  • Process #2: Read how many credits a syndicate has.
  • Process #1: Set syndicate credits = credits + 10
  • Process #2: Set syndicate credits = credits + 10

Logically, the syndicate should end up with an extra 20 credits. But if you do a naïve:

$syndicate->update({ credits => $credits + $tax });

... you can easily wind up with 10 credits because the "Process #2" read the total credits before "Process #1" wrote them out. Fortunately, there's an easy fix to this.

Enforcing Simple Standards with One Module

It's fair to say that at our consulting company, we work with many clients who use Perl heavily. The "preamble" of their Perl code is either an ad-hoc mixture of features, or stock boilerplate like this which gets cut-n-pasted all over the place:

use strict;
use warnings;
use v5.24;
use feature "signatures";
no warnings 'experimental::signatures';
use utf8::all;
use Carp;

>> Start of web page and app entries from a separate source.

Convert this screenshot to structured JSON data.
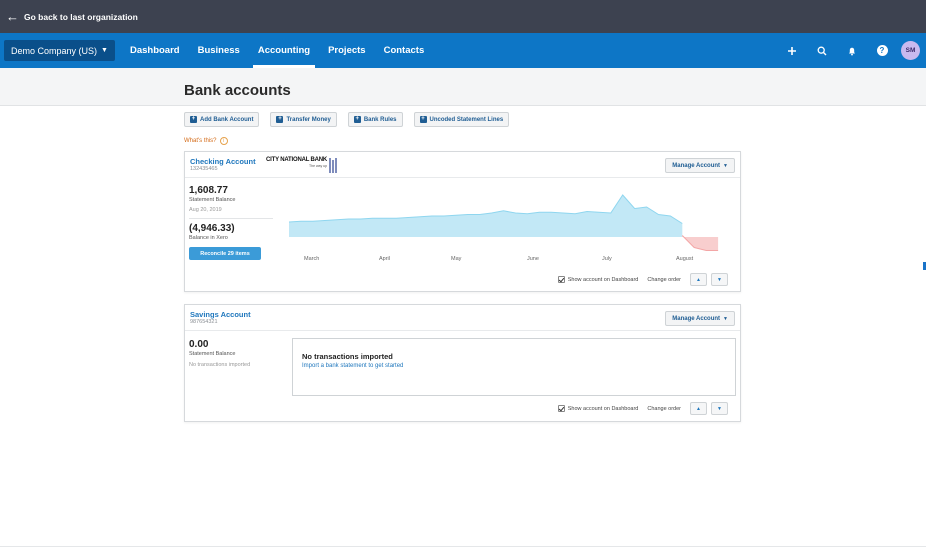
{
  "topbar": {
    "back_label": "Go back to last organization"
  },
  "nav": {
    "org": "Demo Company (US)",
    "items": [
      "Dashboard",
      "Business",
      "Accounting",
      "Projects",
      "Contacts"
    ],
    "avatar_initials": "SM",
    "accent_color": "#0d76c6"
  },
  "page": {
    "title": "Bank accounts",
    "actions": [
      "Add Bank Account",
      "Transfer Money",
      "Bank Rules",
      "Uncoded Statement Lines"
    ],
    "whats_this": "What's this?"
  },
  "checking": {
    "name": "Checking Account",
    "number": "132435465",
    "bank_name": "CITY NATIONAL BANK",
    "bank_tagline": "The way up",
    "manage_label": "Manage Account",
    "statement_balance": "1,608.77",
    "statement_label": "Statement Balance",
    "statement_date": "Aug 20, 2019",
    "xero_balance": "(4,946.33)",
    "xero_label": "Balance in Xero",
    "reconcile_label": "Reconcile 29 items",
    "show_dashboard_label": "Show account on Dashboard",
    "change_order_label": "Change order"
  },
  "savings": {
    "name": "Savings Account",
    "number": "987654321",
    "manage_label": "Manage Account",
    "statement_balance": "0.00",
    "statement_label": "Statement Balance",
    "no_tx_label": "No transactions imported",
    "empty_title": "No transactions imported",
    "empty_link": "Import a bank statement to get started",
    "show_dashboard_label": "Show account on Dashboard",
    "change_order_label": "Change order"
  },
  "chart_data": {
    "type": "area",
    "x_labels": [
      "March",
      "April",
      "May",
      "June",
      "July",
      "August"
    ],
    "series": [
      {
        "color": "#8fd6ef",
        "values": [
          2,
          2.1,
          2.1,
          2.2,
          2.3,
          2.4,
          2.4,
          2.5,
          2.5,
          2.5,
          2.6,
          2.7,
          2.8,
          2.8,
          2.9,
          3.0,
          3.0,
          3.2,
          3.5,
          3.2,
          3.1,
          3.3,
          3.3,
          3.2,
          3.1,
          3.4,
          3.3,
          3.2,
          5.6,
          3.8,
          4.0,
          3.0,
          2.8,
          1.8
        ]
      },
      {
        "color": "#f3a6a6",
        "values": [
          0.2,
          -1.4,
          -1.8,
          -1.8
        ]
      }
    ]
  }
}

Both of those approaches are dead wrong. The "ad hoc" pragma list means it's hard to be sure what features are or are not available. The "standard boilerplate" approach means cutting-n-pasting and then hating yourself when you have to change that standard boilerplate.

Modern::Perl is a nice middle ground for avoiding this, but it may not be the features you want. For example, our free-to-play narrative browser game, Tau Station, doesn't use the C3 MRO because we don't use multiple inheritance (note: we enforce C3 on our DBIx::Class classes, of course).

Instead, we have our custom boilerplate, wrapped up in Veure::Module.

Improving Perl debugger variable output

TL;DR: Drop my .perldb file in your home directory for a much nicer debugger experience.

The kindest thing I can say about the built-in Perl debugger is that it doesn't drink even though it's old enough to. Using it is painful but there are many things you can do to make it nicer. Heck, I even had syntax highlighting working once.

One of my major pet peeves with the debugger has been how it dumps variable data. Have you ever used it and typed "x $dbic_object" or "r" to return from a method and gotten hundreds of lines of near useless output spewing across the screen? To make matters worse, it takes a long time to dump all of that, making the slow debugger even slower than normal. It's very frustrating. Here's how to fix it.

When running the debugger, Perl loads a script named and internally, when it needs to dump some variables to the terminal, it runs some code which looks like this (edited for clarity):

# If main::dumpValue isn't here, get it.
do '' || die $@
    unless defined &main::dumpValue;

# must detect sigpipe failures  - not catching
# then will cause the debugger to die.
eval { main::dumpValue(@vars); };

# The die doesn't need to include the $@, because
# it will automatically get propagated for us.
if ($@) {
    die unless $@ =~ /dumpvar print failed/;

If you read that carefully, you'll realize that if there's a dumpValue() function in main::, that's what the debugger will use to dump out your variables. The old code was written back when 5.001 was still around and fortunately shoves things in the dumpvar package, but we still have dumpValue() littering main::.

However, we can make life much easier with this. By creating your own .perldb file in your home directory (I have a fully documented example here), you can add this to it:

# use a different package in case you need to
# define other helper functions here
package My::Debugger;

use Data::Printer sort_keys => 1, colored => 1;

# this is usually set by (called from the debugger). But if it's
# already defined, the debugger uses our version
sub ::dumpValue {
    my ( $value, $maxdepth ) = @_;
    p $value;

With that, you'll get nice, clean Data::Printer output (or whatever you want to put in there).

About Ovid

user-pic Freelance Perl/Testing/Agile consultant and trainer. See for our services. If you have a problem with Perl, we will solve it for you. And don't forget to buy my book!